I decided to spend three exciting weeks at the Whyalla Veterinary Clinic as part of my clinical practical experience, and this idea is brilliant. Andrew, Charna and Miranda allowed me to participate in all aspects of being a small animal general vet in Australia– consulting; conducting full physical examinations; communicating with clients about vaccinations, de-worming, and heartworm prevention protocols; venipuncture; diagnostic tests such as taking and developing radiographs, cytology, urinalysis, bacteriology and CBC at the in-house laboratory; therapy options for patients; and common drug doses. I also get a better idea in using anesthetic drugs.

Moreover, I am very grateful for the chance to further develop my surgical skills from routine desexings of animals to be rehoused, wound stitch ups, and drainage of cat bite abscess. I also got a chance to spay a ferret, which brings my placement to the peak.

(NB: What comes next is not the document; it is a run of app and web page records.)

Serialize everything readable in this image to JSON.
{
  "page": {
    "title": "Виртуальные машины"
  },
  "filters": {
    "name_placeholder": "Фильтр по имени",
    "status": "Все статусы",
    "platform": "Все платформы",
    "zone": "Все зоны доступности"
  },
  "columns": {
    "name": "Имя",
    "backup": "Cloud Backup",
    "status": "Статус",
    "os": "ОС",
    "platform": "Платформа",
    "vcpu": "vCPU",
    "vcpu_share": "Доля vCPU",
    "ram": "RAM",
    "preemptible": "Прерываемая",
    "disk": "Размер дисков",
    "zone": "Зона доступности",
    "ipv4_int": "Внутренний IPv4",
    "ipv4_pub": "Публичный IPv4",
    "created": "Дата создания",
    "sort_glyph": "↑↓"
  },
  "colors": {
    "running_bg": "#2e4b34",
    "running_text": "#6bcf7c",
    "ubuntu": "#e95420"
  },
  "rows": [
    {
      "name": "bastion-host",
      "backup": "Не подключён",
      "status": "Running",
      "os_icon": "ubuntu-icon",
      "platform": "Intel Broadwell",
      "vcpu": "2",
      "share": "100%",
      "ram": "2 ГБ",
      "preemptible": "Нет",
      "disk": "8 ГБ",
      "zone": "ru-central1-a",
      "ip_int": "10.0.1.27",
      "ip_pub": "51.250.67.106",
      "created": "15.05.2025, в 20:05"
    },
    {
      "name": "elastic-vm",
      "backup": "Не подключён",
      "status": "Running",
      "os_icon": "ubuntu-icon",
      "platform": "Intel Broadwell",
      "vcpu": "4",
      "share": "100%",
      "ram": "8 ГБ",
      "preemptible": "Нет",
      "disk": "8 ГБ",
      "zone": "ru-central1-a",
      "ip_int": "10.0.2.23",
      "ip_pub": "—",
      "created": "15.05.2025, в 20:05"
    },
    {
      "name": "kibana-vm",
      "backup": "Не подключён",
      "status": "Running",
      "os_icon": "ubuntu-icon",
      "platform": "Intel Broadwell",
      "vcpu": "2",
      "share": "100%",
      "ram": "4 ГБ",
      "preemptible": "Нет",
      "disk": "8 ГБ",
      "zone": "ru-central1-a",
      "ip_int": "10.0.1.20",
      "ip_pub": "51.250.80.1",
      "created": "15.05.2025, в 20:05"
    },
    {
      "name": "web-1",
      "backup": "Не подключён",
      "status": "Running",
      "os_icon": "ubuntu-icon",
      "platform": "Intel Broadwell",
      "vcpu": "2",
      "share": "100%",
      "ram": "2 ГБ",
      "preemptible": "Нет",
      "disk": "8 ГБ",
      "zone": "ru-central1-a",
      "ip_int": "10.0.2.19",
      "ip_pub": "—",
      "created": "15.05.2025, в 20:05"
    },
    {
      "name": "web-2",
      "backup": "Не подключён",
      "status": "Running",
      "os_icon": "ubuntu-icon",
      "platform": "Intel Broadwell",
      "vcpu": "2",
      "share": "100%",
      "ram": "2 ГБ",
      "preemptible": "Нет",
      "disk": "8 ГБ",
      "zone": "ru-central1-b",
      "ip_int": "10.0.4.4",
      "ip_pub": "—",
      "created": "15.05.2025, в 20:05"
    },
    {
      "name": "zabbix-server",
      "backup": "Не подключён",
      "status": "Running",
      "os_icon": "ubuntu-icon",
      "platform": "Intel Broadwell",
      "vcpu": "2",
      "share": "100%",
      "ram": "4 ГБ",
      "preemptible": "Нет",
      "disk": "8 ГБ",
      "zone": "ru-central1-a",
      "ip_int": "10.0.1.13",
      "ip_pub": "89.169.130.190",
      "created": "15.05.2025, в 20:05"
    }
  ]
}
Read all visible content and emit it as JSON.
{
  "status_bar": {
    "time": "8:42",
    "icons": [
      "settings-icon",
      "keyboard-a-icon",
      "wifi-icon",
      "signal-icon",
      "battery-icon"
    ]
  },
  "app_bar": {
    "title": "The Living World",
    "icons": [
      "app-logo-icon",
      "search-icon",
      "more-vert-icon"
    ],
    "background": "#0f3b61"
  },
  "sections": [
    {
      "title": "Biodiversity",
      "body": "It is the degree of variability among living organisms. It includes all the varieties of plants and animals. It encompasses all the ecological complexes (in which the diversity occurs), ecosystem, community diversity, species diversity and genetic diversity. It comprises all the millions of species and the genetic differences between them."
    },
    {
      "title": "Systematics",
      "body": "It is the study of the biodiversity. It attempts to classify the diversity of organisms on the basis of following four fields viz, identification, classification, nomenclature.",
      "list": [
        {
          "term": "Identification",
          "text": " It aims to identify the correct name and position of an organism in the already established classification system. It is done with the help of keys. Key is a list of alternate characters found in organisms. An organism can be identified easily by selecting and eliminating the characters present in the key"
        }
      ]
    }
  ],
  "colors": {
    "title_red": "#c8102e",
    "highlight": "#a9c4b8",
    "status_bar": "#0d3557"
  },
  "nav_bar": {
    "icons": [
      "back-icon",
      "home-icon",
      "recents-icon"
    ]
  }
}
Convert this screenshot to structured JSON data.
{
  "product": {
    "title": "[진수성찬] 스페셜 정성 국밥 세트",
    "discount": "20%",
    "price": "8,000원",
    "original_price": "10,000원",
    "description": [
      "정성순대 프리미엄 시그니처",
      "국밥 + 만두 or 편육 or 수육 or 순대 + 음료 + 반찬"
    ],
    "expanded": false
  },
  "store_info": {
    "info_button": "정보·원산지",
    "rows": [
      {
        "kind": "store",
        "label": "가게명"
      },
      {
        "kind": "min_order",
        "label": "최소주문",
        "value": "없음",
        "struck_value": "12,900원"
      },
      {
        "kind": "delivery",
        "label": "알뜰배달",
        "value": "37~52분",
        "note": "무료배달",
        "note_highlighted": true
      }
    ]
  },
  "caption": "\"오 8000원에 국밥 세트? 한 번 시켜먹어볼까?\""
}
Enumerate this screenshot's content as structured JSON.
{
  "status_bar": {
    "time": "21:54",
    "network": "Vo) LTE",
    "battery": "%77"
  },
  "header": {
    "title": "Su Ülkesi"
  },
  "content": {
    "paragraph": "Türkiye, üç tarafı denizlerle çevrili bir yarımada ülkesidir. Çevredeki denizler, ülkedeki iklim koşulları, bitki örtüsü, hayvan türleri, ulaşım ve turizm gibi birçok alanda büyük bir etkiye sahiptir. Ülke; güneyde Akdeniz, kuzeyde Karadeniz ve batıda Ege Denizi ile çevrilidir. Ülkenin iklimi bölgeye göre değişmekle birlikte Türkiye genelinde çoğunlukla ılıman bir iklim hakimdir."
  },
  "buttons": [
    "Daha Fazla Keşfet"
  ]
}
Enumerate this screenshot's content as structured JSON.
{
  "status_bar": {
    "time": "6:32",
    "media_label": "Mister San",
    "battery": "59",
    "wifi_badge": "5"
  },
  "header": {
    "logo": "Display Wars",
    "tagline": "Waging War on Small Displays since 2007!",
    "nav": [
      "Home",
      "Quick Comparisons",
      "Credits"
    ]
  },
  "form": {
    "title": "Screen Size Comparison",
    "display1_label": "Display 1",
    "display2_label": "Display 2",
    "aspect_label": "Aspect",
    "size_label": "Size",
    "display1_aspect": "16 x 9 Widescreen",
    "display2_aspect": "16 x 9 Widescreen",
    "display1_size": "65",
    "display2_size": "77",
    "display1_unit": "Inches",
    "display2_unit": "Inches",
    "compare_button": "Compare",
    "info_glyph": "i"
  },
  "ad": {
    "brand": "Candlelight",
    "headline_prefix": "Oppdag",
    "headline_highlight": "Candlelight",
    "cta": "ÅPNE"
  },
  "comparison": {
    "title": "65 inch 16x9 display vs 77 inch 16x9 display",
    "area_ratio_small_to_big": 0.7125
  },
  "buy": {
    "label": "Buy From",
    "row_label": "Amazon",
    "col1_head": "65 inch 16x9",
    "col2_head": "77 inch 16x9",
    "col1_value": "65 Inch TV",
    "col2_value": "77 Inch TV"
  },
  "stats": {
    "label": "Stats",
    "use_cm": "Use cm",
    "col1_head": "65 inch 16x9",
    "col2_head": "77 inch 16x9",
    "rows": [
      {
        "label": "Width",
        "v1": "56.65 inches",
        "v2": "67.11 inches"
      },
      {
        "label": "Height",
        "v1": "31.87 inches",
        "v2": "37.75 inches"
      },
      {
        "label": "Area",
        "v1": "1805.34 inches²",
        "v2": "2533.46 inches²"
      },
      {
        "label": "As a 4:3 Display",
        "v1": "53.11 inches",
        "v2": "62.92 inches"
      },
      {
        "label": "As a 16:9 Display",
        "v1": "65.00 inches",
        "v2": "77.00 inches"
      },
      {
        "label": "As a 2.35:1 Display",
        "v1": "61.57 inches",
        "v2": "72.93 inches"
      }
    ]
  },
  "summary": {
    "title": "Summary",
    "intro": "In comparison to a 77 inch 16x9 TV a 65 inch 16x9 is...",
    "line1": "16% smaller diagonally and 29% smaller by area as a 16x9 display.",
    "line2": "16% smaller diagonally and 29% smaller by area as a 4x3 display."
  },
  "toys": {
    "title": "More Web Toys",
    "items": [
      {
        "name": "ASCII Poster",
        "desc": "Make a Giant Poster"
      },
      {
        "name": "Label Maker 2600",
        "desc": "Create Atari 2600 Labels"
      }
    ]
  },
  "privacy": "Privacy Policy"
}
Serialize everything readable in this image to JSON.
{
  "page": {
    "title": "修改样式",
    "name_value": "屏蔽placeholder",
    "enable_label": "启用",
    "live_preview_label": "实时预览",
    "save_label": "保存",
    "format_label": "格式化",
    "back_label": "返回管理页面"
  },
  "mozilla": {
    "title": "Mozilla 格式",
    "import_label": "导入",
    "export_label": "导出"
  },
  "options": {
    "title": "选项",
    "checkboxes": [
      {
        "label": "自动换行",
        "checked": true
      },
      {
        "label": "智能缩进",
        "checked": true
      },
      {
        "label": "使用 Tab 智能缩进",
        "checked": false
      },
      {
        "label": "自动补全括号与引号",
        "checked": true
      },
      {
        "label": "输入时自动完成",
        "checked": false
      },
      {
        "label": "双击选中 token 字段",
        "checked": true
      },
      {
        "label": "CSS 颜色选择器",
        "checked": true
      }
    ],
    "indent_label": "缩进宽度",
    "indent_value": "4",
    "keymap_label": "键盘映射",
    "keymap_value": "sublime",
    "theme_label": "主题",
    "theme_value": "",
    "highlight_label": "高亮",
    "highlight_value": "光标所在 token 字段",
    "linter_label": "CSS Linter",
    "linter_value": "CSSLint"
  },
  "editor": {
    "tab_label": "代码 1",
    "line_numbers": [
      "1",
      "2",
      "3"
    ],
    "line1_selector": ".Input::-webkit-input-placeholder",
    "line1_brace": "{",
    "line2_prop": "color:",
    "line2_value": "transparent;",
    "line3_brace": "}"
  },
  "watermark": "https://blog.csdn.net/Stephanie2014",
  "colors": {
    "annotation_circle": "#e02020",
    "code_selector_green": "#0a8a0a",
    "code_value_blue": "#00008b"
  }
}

The vets discussed the diagnosis, treatment and management of cases with me and were very patient in explaining everything. The nurses at Whyalla were extremely kind and helpful, they let me do everything and were still patient even when I was a bit slow or had to repeat things. I find myself becoming more confident of, and definitely enjoying, small animal veterinary work more than ever, and feel like I’m a real vet. It is true that practice makes perfect. In contrast to most of the other placements I have done where I was merely allowed to observe and watch other veterinarians at work, here I was given the opportunity to put all those years of theoretical study into practice and actually put my hands on veterinary medicine.

It was also wonderful to see that the practice actively supports rehousing of stray animals in conjunction with RSPCA Whyalla, and had a chance to visit animal shelter, as this means less animals destroyed and more strays having second chance to find loving homes. The Roxby and Cowell branches help to alleviate the shortage of veterinarians in rural areas and provide veterinary care to animals in these areas, which was not possible in the past.

Tips for other students: listen, believe and don’t forget every single word Sandi says. If she told you to bring your pillow, quill and lunch with you, just do it and DON’T forget, because you will need them.